21 June 2001 7:00 pm
The antileukemia drug known as Gleevec or STI-571 has been heralded as the vanguard of a new generation of designer cancer drugs. Unfortunately, some advanced leukemias become resistant to the treatment. Now a new study shows that this resistance can be caused by either mutation or amplification of the gene that makes the drug's target.
Most cancer drugs were discovered by randomly screening thousands of chemicals to see if any kill cancer cells. But STI-571 was designed specifically to inhibit certain kinase enzymes, including the one produced by the Bcr-Abl oncogene, which fuels cancer cell growth in chronic myeloid leukemia (CML). Almost all patients treated in the early stages of CML respond to the drug, and some have been in remission for more than 2 years. But the drug has been less effective in patients who are in an advanced phase of the disease. These individuals sometimes go into remission on the drug--which almost never happens with older treatments--but 80% relapse in less than a year.
To pin down the mechanism for that resistance, Charles Sawyers of the University of California, Los Angeles, and his colleagues first assayed the level of Bcr-Abl kinase activity in tumor cells from 11 patients who had relapsed. They detected high levels in all the cells--an unexpected finding, because such cells are genetically unstable and might have counteracted the drug via some other change. In six patients, the cause turned out to be a point mutation that altered the Bcr-Abl enzyme, allowing it to evade the drug while still retaining the kinase activity that drives tumor cell growth.
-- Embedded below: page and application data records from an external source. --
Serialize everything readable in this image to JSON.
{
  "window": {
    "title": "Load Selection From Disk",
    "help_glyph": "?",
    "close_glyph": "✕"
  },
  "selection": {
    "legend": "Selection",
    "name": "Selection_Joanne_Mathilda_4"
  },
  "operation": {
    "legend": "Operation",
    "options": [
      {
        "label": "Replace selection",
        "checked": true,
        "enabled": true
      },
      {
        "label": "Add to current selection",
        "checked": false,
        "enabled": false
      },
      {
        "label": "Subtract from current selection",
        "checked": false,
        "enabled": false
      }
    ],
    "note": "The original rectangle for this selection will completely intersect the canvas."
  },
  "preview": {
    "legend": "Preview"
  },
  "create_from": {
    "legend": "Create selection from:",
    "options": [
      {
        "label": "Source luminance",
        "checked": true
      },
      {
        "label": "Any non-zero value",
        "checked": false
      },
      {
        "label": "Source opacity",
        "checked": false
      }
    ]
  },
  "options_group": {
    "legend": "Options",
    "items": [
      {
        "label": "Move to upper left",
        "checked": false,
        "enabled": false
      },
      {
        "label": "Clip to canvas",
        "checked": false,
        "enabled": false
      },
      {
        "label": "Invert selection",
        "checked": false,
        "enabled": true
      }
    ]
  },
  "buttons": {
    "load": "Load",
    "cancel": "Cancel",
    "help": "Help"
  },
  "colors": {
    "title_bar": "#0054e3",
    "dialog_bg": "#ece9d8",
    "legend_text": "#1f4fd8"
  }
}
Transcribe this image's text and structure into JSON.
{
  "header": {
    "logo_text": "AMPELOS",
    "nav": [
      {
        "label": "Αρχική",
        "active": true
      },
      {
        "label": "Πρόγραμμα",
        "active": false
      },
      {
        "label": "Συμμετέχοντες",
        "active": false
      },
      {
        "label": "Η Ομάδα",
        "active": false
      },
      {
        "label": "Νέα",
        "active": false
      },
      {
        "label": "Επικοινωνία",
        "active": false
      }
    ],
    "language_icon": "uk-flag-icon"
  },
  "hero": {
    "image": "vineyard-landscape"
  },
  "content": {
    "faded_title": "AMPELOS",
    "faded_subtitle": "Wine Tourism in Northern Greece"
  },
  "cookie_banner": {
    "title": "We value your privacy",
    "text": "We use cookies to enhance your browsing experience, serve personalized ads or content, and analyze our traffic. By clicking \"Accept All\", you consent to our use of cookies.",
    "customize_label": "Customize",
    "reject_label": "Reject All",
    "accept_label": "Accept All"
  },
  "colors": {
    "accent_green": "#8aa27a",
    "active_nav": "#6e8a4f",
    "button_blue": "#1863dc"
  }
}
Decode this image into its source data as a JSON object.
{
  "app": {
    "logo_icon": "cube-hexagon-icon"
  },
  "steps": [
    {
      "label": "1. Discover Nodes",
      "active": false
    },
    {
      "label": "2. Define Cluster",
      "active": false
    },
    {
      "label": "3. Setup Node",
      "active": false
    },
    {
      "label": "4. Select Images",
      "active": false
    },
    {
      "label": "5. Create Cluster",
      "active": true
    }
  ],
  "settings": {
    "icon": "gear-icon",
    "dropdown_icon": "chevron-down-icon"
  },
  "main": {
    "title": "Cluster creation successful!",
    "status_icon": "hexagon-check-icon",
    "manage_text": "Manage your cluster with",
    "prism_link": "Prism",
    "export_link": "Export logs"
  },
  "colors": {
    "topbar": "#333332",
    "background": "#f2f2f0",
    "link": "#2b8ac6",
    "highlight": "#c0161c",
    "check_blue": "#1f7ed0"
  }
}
In three others, extra copies of the gene overwhelmed the drug by producing more enzyme than it could handle.
The fact that changes in the target enzyme are responsible for drug resistance is encouraging, says Brian Druker of Oregon Health Sciences University in Portland, because it means that targeting the Bcr-Abl kinase or the proteins it interacts with is still a promising strategy for combating the cancer. Possibilities for future treatments include designing additional kinase inhibitors that would be given along with STI-571, because the enzyme should be less able to become resistant to all the drugs at once.